PROBLEM TO SOLVE: From first line to last, copy the listing exactly and omit its pictures.

DATA FOR THIS EXERCISE:
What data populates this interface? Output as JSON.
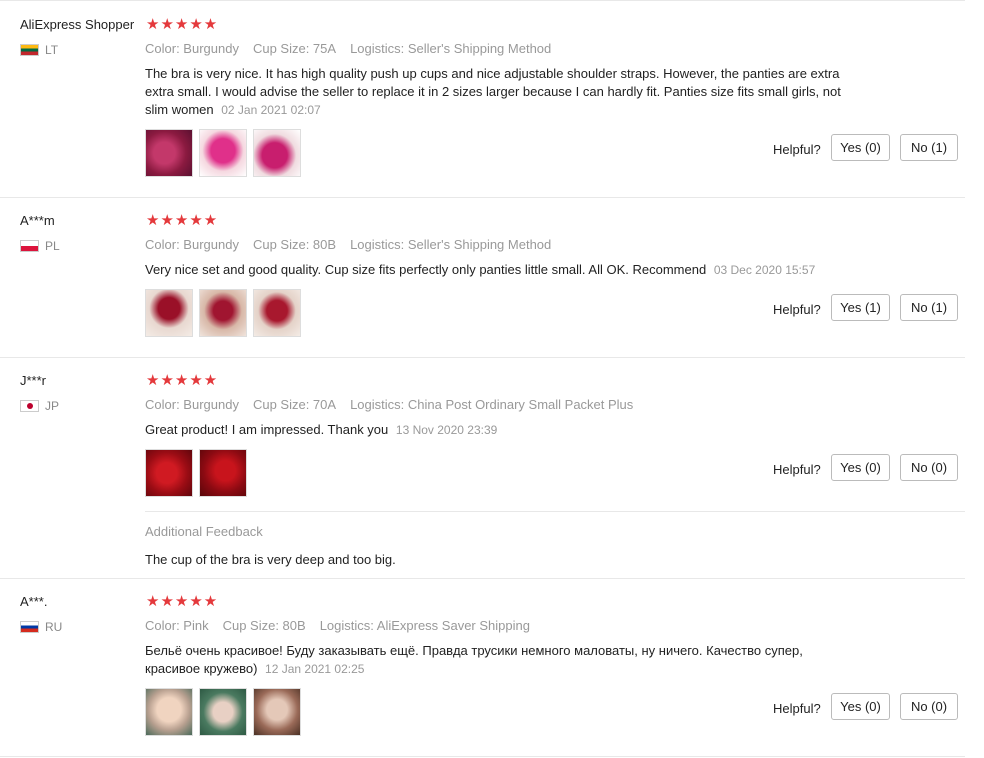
{
  "reviews": [
    {
      "user": "AliExpress Shopper",
      "country": "LT",
      "stars": "★★★★★",
      "color": "Color: Burgundy",
      "cup": "Cup Size: 75A",
      "logistics": "Logistics: Seller's Shipping Method",
      "text": "The bra is very nice. It has high quality push up cups and nice adjustable shoulder straps. However, the panties are extra extra small. I would advise the seller to replace it in 2 sizes larger because I can hardly fit. Panties size fits small girls, not slim women",
      "date": "02 Jan 2021 02:07",
      "helpful": "Helpful?",
      "yes": "Yes (0)",
      "no": "No (1)"
    },
    {
      "user": "A***m",
      "country": "PL",
      "stars": "★★★★★",
      "color": "Color: Burgundy",
      "cup": "Cup Size: 80B",
      "logistics": "Logistics: Seller's Shipping Method",
      "text": "Very nice set and good quality. Cup size fits perfectly only panties little small. All OK. Recommend",
      "date": "03 Dec 2020 15:57",
      "helpful": "Helpful?",
      "yes": "Yes (1)",
      "no": "No (1)"
    },
    {
      "user": "J***r",
      "country": "JP",
      "stars": "★★★★★",
      "color": "Color: Burgundy",
      "cup": "Cup Size: 70A",
      "logistics": "Logistics: China Post Ordinary Small Packet Plus",
      "text": "Great product! I am impressed. Thank you",
      "date": "13 Nov 2020 23:39",
      "helpful": "Helpful?",
      "yes": "Yes (0)",
      "no": "No (0)",
      "additional_label": "Additional Feedback",
      "additional_text": "The cup of the bra is very deep and too big."
    },
    {
      "user": "A***.",
      "country": "RU",
      "stars": "★★★★★",
      "color": "Color: Pink",
      "cup": "Cup Size: 80B",
      "logistics": "Logistics: AliExpress Saver Shipping",
      "text": "Бельё очень красивое! Буду заказывать ещё. Правда трусики немного маловаты, ну ничего. Качество супер, красивое кружево)",
      "date": "12 Jan 2021 02:25",
      "helpful": "Helpful?",
      "yes": "Yes (0)",
      "no": "No (0)"
    }
  ],
  "colors": {
    "star": "#e4393c",
    "burgundy": "#8b1030",
    "pink": "#e8c9b8"
  }
}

RESPONSE AREA:
What data populates this interface? Output as JSON.
{
  "reviews": [
    {
      "user": "AliExpress Shopper",
      "country": "LT",
      "stars": "★★★★★",
      "color": "Color: Burgundy",
      "cup": "Cup Size: 75A",
      "logistics": "Logistics: Seller's Shipping Method",
      "text": "The bra is very nice. It has high quality push up cups and nice adjustable shoulder straps. However, the panties are extra extra small. I would advise the seller to replace it in 2 sizes larger because I can hardly fit. Panties size fits small girls, not slim women",
      "date": "02 Jan 2021 02:07",
      "helpful": "Helpful?",
      "yes": "Yes (0)",
      "no": "No (1)"
    },
    {
      "user": "A***m",
      "country": "PL",
      "stars": "★★★★★",
      "color": "Color: Burgundy",
      "cup": "Cup Size: 80B",
      "logistics": "Logistics: Seller's Shipping Method",
      "text": "Very nice set and good quality. Cup size fits perfectly only panties little small. All OK. Recommend",
      "date": "03 Dec 2020 15:57",
      "helpful": "Helpful?",
      "yes": "Yes (1)",
      "no": "No (1)"
    },
    {
      "user": "J***r",
      "country": "JP",
      "stars": "★★★★★",
      "color": "Color: Burgundy",
      "cup": "Cup Size: 70A",
      "logistics": "Logistics: China Post Ordinary Small Packet Plus",
      "text": "Great product! I am impressed. Thank you",
      "date": "13 Nov 2020 23:39",
      "helpful": "Helpful?",
      "yes": "Yes (0)",
      "no": "No (0)",
      "additional_label": "Additional Feedback",
      "additional_text": "The cup of the bra is very deep and too big."
    },
    {
      "user": "A***.",
      "country": "RU",
      "stars": "★★★★★",
      "color": "Color: Pink",
      "cup": "Cup Size: 80B",
      "logistics": "Logistics: AliExpress Saver Shipping",
      "text": "Бельё очень красивое! Буду заказывать ещё. Правда трусики немного маловаты, ну ничего. Качество супер, красивое кружево)",
      "date": "12 Jan 2021 02:25",
      "helpful": "Helpful?",
      "yes": "Yes (0)",
      "no": "No (0)"
    }
  ],
  "colors": {
    "star": "#e4393c",
    "burgundy": "#8b1030",
    "pink": "#e8c9b8"
  }
}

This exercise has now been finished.